“Six,” I counted, after another lap around the field house – The Lamb-Miller Field House that is. Hated by some, loved by many, the field house is home to five full-length indoor basketball courts, four indoor tennis courts, four badminton courts, three volleyball courts, a baseball and softball batting cage, and my personal property (a boy can dream), the 215-meter banked tartan track. Above me, evening light passed through the translucent dome, scattering a glow that reminded me much of the building at early morning. Catching my breath, as I felt that familiar stab of early season fatigue, the rhythmic trumpets of Jack Ü’s “To Ü” beating in my earbuds was slowly swallowed up by something even louder.
To my left, I began to see what I was hearing. Thirty-two women began to process, one by one, into the field-house and then out to the turf – all the while chanting a surprisingly strong rendition of the familiar World Cup theme, Wavin’ Flag. I paused to share a laugh with the golfer who had previously been swinging away inside the practice cages; both of us were visibly impressed by what could have rivaled any of those goose-bump inducing scenes from your favorite sports movie.
After pushing through the last few reps of my workout, I made my way out to Clothier Field. After their battle to defend the Centennial Conference title in the previous week and their first round NCAA championship win the night before, the women’s soccer team had more than earned the energy gathering as the stadium filled with fans. The game was soon underway. After 40 score-less minutes and a number of close calls, however, I began to wonder if the team had met its match. A few moments later, a shot finally found the back of the net, and the crowd behind me exploded. As I turned to snap a picture of the pandemonium, I couldn’t help but be overwhelmed with pride by the words emblazoned above them all: “Home of the Garnet.”

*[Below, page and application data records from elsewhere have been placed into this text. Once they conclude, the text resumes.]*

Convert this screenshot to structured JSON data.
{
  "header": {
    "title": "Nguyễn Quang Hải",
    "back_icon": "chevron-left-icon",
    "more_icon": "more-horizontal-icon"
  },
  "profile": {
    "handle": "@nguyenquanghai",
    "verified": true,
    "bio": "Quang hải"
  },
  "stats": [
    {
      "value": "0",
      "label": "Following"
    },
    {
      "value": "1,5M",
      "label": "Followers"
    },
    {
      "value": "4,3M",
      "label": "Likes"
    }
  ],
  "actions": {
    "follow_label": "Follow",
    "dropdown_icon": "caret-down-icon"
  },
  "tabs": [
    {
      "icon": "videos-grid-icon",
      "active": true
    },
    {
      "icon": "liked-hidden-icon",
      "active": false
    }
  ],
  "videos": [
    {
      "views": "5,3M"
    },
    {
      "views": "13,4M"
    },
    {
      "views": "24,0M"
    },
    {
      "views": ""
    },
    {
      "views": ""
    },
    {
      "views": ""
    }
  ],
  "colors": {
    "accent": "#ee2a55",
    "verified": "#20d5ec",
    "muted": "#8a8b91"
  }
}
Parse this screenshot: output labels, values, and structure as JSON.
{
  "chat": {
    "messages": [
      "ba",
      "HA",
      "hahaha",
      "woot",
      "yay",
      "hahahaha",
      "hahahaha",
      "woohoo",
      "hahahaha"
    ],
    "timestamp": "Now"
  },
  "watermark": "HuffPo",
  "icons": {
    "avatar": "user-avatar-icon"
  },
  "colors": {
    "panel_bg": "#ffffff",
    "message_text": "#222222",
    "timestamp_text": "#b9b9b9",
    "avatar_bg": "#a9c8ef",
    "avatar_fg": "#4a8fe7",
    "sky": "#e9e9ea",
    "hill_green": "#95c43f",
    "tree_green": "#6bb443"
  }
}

Coming to Swarthmore, I remember being unsure what to expect of athletic life here. Now, I am certainly not trying to imply that my average workout is interrupted by a musical number, courtesy of our talented women’s soccer team. However, I am trying to share just a slice of the continued beauty of athletic competition I’ve enjoyed here. For most lifelong athletes, these four years are the last and greatest years of our competitive careers. And it’s often moments like these that remind us that we wouldn’t have spent them anywhere else.